A clash with the Brighton Beach Boys show meant missing the remarkable looking spectacle that was 'Drôles d'Oiseaux', held at The Level. Still, we got off the bus on the way back from the kite festival and took a look at what remained the next day. Yes, they were real cars and no, I have no idea how they stayed up. Damned cool looking though.
I spent a meditative hour or two in the hulk of the Old Municipal Market, the place that was a main fruit and veg wholesaler when I was a student but now lies dormant and empty. Inside, was an installation by Turkish artist Kutluğ Ataman, called 'Mesopotamian Dramaturgies'. This consisted of a series of screens displayed at varying angles, showing close-ups of the flow from waterfalls (including Iguazu), signifying the revolutionary changes happening with the Arab spring and in the region. Although the installations themselves were pretty captivating, the space itself was also rather inspiring and I experimented a little with taking low lit black and white images in an abandoned building. Ended up pretty happy with some of the results too.
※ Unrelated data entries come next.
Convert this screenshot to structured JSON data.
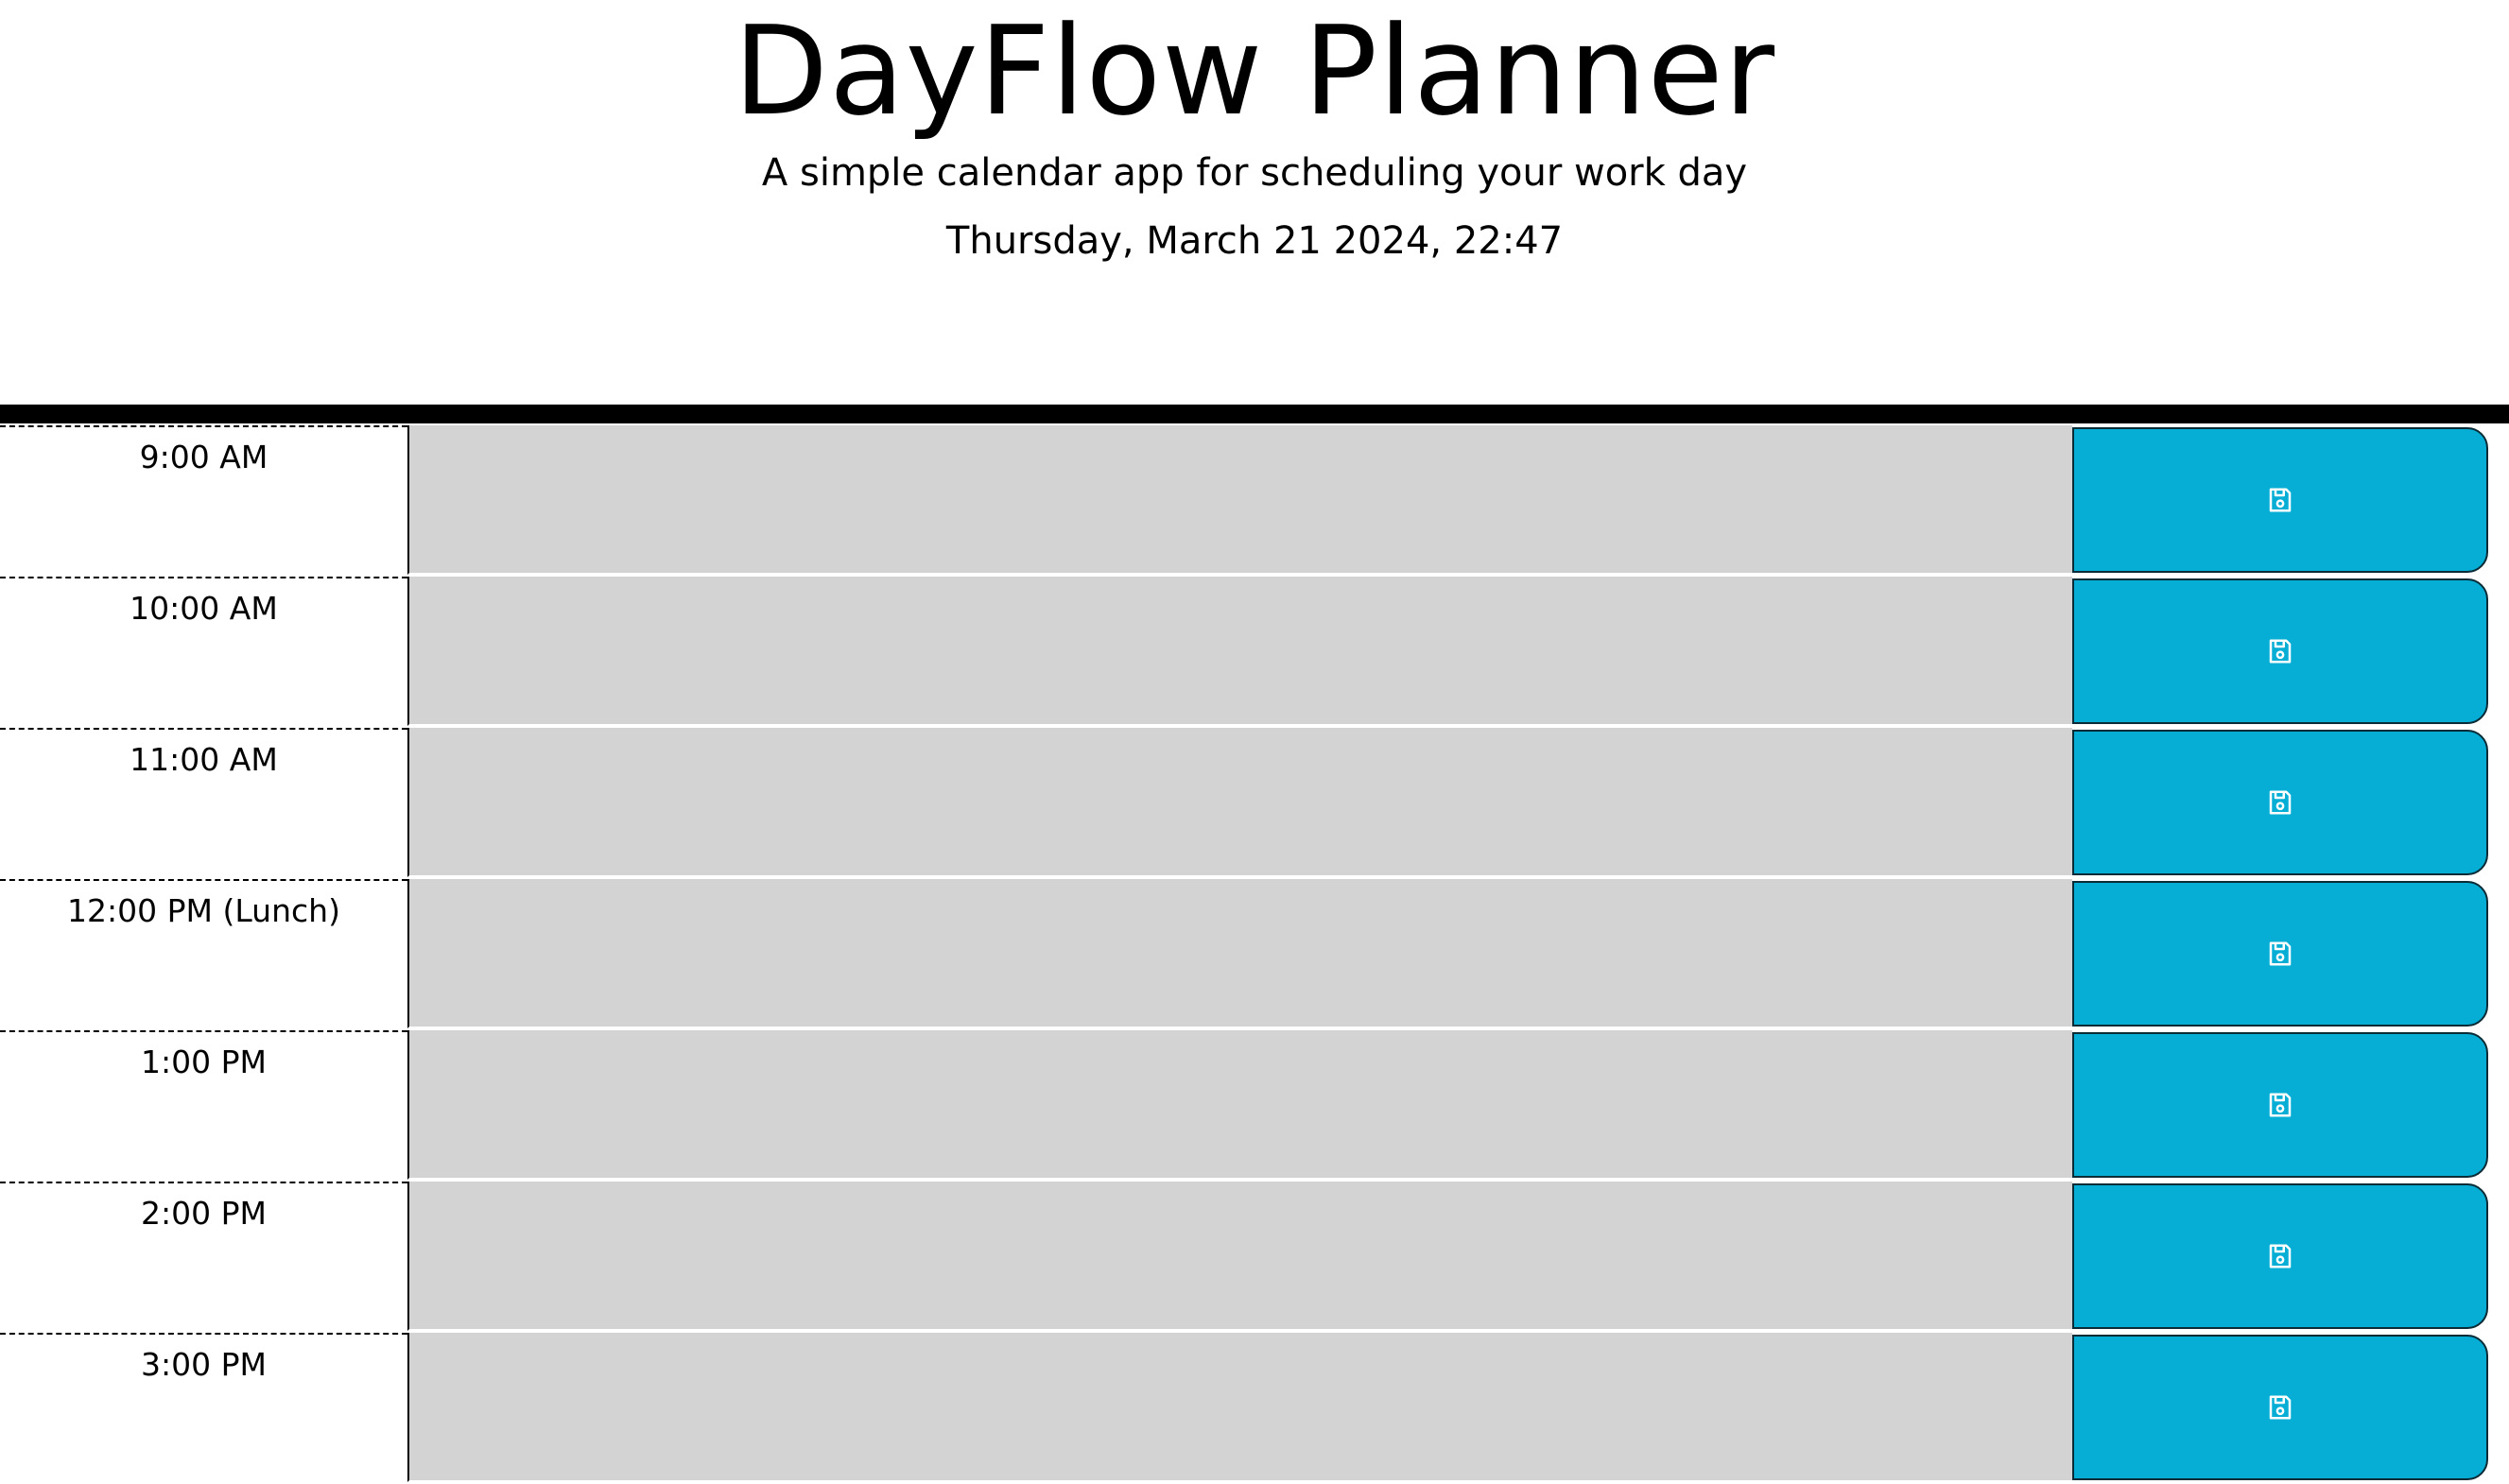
{
  "header": {
    "title": "DayFlow Planner",
    "subtitle": "A simple calendar app for scheduling your work day",
    "current_datetime": "Thursday, March 21 2024, 22:47"
  },
  "colors": {
    "time_block_past": "#d3d3d3",
    "save_button": "#06aed5",
    "divider": "#000000"
  },
  "time_blocks": [
    {
      "hour_label": "9:00 AM",
      "description": "",
      "save_icon": "save-icon"
    },
    {
      "hour_label": "10:00 AM",
      "description": "",
      "save_icon": "save-icon"
    },
    {
      "hour_label": "11:00 AM",
      "description": "",
      "save_icon": "save-icon"
    },
    {
      "hour_label": "12:00 PM (Lunch)",
      "description": "",
      "save_icon": "save-icon"
    },
    {
      "hour_label": "1:00 PM",
      "description": "",
      "save_icon": "save-icon"
    },
    {
      "hour_label": "2:00 PM",
      "description": "",
      "save_icon": "save-icon"
    },
    {
      "hour_label": "3:00 PM",
      "description": "",
      "save_icon": "save-icon"
    }
  ]
}
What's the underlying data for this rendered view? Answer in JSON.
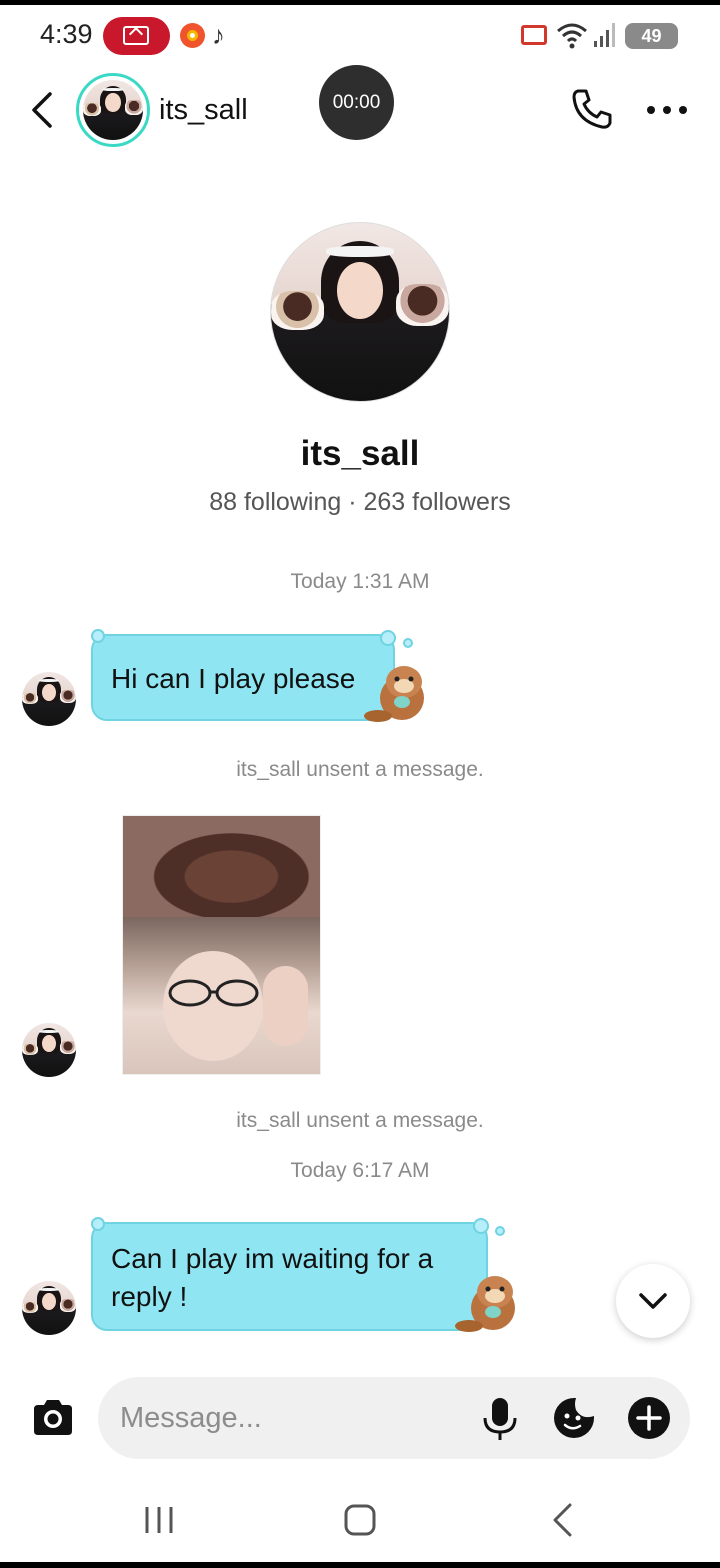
{
  "status_bar": {
    "time": "4:39",
    "battery": "49"
  },
  "header": {
    "username": "its_sall",
    "call_timer": "00:00"
  },
  "profile": {
    "name": "its_sall",
    "stats": "88 following · 263 followers"
  },
  "thread": {
    "timestamp_1": "Today 1:31 AM",
    "message_1": "Hi can I play please",
    "system_1": "its_sall unsent a message.",
    "system_2": "its_sall unsent a message.",
    "timestamp_2": "Today 6:17 AM",
    "message_2_line1": "Can I play im waiting for a",
    "message_2_line2": "reply !"
  },
  "composer": {
    "placeholder": "Message..."
  },
  "colors": {
    "bubble": "#8fe6f2",
    "bubble_border": "#6fd3e2",
    "avatar_ring": "#3ad9c5",
    "record_pill": "#c9182b"
  },
  "icons": {
    "back": "chevron-left-icon",
    "call": "phone-icon",
    "more": "more-horizontal-icon",
    "camera": "camera-icon",
    "mic": "microphone-icon",
    "sticker": "sticker-icon",
    "plus": "plus-circle-icon",
    "scroll": "chevron-down-icon"
  }
}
Prior to the two hours in an abandoned fruit warehouse, I dropped in to the Fabrica gallery for a sound installation by Janet Cardiff, titled 'Forty Part Motet'. There were forty speakers arranged in a circle, from which individual voices from a choir were played. The recording was on a permanent loop and the installation itself gave the effect of standing in the middle of a choir, hearing the voices as the choir hears them rather than from where the audience does. Click on the field recording below to hear a little of what it sounded like (but not get a feeling of what it was like to be surrounded - can only really do stereo here).
Of course, there was so much more to see and do. Some of it I've already mentioned here (such as the Heroes Run and Jardin Flambeau), some of it I had to miss out on for some reason or another. You can find more photos from these events and more at my Brighton Festival 2011 Flickr set.
These ten were some of my highlights. Brightonians and other visitors, what were yours?